Day 6 – Pinhão to Regua, then on to Bitetos
The Douro Spirit set off early in the morning for the short stretch to Regua, where an excursion to Lamegobegan with a 25-minute drive to the Sanctuary (Santuário de Nossa Senhora dos Remedios) is renowned for having the only images of Christ being breastfed. After the short tour, there was a choice of walking down the 700 steps to the centre or taking the coach. The city centre itself had plenty to see as well as cafes to sit and people-watch in the hour of free time. We then returned to the Douro Spirit for lunch.
After lunch, the next part of the trip was the six-hour sailing to Bitetos, so we had to amuse ourselves with the sangria happy hour and farewell cocktail. A gala dinner offered a nice range of dishes, for once with no choices, at 7.00pm. This nicely rounded off the day although 60s music night attracted the hardier souls.
Day 7 – Bitetos to Gaia (Porto)
Our final day delivered a leisurely sail along the Douro, with more locks to enjoy before our final mooring, back where we started, at 11:00am. The first order of the day was a gentle stroll through the artisan market to the Calem port cellars, which was less rushed than the Sandeman tour and good use of visual aids enhanced the visit. There is more to port wine than Ruby and Tawny, the white version going down particularly well during the tasting. The shop saw a lot of activity.
The afternoon Porto city tour was mainly coach-based, although we did walk from the Cathedral down to the railway station to admire the hand-crafted tiles showing scenes from Portuguese history.
Arrival back at the ship at 5pm meant people had an hour or so to pack before the final cocktail session in the Lounge and dinner.
Would I Recommend a Douro Spirit River Cruise with Saga?
The Douro is quite different from many other rivers, for a start you travel both up and downstream, meeting very spectacular locks twice. If you like a tranquil cruise with pastoral views then it certainly fits the bill.
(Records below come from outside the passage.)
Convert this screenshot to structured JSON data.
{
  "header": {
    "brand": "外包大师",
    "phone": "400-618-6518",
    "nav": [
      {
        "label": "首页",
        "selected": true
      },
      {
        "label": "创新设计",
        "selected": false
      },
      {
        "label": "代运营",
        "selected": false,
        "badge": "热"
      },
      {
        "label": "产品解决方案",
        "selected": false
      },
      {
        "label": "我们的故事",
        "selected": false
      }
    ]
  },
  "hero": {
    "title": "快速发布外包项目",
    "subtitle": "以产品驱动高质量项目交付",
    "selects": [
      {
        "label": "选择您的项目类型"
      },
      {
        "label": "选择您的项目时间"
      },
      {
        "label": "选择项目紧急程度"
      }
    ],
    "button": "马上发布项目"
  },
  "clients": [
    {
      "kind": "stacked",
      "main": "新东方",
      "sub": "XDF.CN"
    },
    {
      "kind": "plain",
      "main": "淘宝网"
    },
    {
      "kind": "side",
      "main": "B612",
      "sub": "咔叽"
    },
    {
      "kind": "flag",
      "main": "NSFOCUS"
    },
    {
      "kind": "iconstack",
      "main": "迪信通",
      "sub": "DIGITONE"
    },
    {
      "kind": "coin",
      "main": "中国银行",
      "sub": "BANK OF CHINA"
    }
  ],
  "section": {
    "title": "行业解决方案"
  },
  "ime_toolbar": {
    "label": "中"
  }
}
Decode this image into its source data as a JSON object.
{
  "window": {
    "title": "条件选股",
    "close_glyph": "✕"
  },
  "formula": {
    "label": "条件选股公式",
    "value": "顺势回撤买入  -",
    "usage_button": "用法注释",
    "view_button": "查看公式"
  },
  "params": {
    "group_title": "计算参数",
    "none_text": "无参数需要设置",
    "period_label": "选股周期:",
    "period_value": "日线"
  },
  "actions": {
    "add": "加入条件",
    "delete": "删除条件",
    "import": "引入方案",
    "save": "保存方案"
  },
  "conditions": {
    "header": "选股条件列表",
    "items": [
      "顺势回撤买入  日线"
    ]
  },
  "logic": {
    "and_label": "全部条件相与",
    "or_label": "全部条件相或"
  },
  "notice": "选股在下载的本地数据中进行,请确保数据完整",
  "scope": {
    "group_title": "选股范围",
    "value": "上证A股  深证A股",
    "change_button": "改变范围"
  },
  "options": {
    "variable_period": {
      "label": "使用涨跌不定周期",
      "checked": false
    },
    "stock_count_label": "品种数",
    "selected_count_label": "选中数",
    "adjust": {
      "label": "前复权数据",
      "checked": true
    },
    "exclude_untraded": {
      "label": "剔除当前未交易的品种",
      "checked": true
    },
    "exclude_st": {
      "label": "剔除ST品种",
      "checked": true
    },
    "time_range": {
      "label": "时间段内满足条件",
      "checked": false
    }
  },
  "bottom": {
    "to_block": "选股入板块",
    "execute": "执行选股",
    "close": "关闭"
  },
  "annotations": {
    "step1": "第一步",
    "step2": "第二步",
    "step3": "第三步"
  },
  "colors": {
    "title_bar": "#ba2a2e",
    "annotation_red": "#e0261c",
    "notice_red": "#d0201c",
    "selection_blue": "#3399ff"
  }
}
The river is definitely one to have on your bucket list if you enjoy river cruising, just be prepared to be docked next to one or possibly two other ships in some of the ports.
You will certainly have a holiday to remember if you embark on a Douro Spirit river cruise with Saga … as well as learn a lot about port wine!
Interested in embarking on a Douro river cruise with Saga? View all the latest itineraries by clicking here.